[Data to process]
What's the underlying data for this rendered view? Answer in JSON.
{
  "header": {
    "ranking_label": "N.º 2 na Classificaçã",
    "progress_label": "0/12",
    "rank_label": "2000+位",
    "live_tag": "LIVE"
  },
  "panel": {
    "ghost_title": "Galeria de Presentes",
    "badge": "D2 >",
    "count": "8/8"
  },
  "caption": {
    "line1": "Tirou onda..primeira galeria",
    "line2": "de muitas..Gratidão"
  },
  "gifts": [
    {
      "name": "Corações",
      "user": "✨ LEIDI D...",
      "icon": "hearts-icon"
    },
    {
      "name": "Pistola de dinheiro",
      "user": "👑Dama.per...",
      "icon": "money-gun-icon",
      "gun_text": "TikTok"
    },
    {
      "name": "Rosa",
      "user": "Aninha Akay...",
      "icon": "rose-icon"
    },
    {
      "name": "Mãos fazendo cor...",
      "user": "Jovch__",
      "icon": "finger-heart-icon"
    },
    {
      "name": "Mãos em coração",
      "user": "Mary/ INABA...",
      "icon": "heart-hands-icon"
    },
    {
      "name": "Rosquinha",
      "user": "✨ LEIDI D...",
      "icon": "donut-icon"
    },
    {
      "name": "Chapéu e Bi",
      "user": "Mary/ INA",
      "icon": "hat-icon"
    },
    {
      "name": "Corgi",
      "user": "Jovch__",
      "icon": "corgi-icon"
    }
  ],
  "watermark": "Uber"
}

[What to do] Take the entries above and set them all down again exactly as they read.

[Answer below]
What's the underlying data for this rendered view? Answer in JSON.
{
  "header": {
    "ranking_label": "N.º 2 na Classificaçã",
    "progress_label": "0/12",
    "rank_label": "2000+位",
    "live_tag": "LIVE"
  },
  "panel": {
    "ghost_title": "Galeria de Presentes",
    "badge": "D2 >",
    "count": "8/8"
  },
  "caption": {
    "line1": "Tirou onda..primeira galeria",
    "line2": "de muitas..Gratidão"
  },
  "gifts": [
    {
      "name": "Corações",
      "user": "✨ LEIDI D...",
      "icon": "hearts-icon"
    },
    {
      "name": "Pistola de dinheiro",
      "user": "👑Dama.per...",
      "icon": "money-gun-icon",
      "gun_text": "TikTok"
    },
    {
      "name": "Rosa",
      "user": "Aninha Akay...",
      "icon": "rose-icon"
    },
    {
      "name": "Mãos fazendo cor...",
      "user": "Jovch__",
      "icon": "finger-heart-icon"
    },
    {
      "name": "Mãos em coração",
      "user": "Mary/ INABA...",
      "icon": "heart-hands-icon"
    },
    {
      "name": "Rosquinha",
      "user": "✨ LEIDI D...",
      "icon": "donut-icon"
    },
    {
      "name": "Chapéu e Bi",
      "user": "Mary/ INA",
      "icon": "hat-icon"
    },
    {
      "name": "Corgi",
      "user": "Jovch__",
      "icon": "corgi-icon"
    }
  ],
  "watermark": "Uber"
}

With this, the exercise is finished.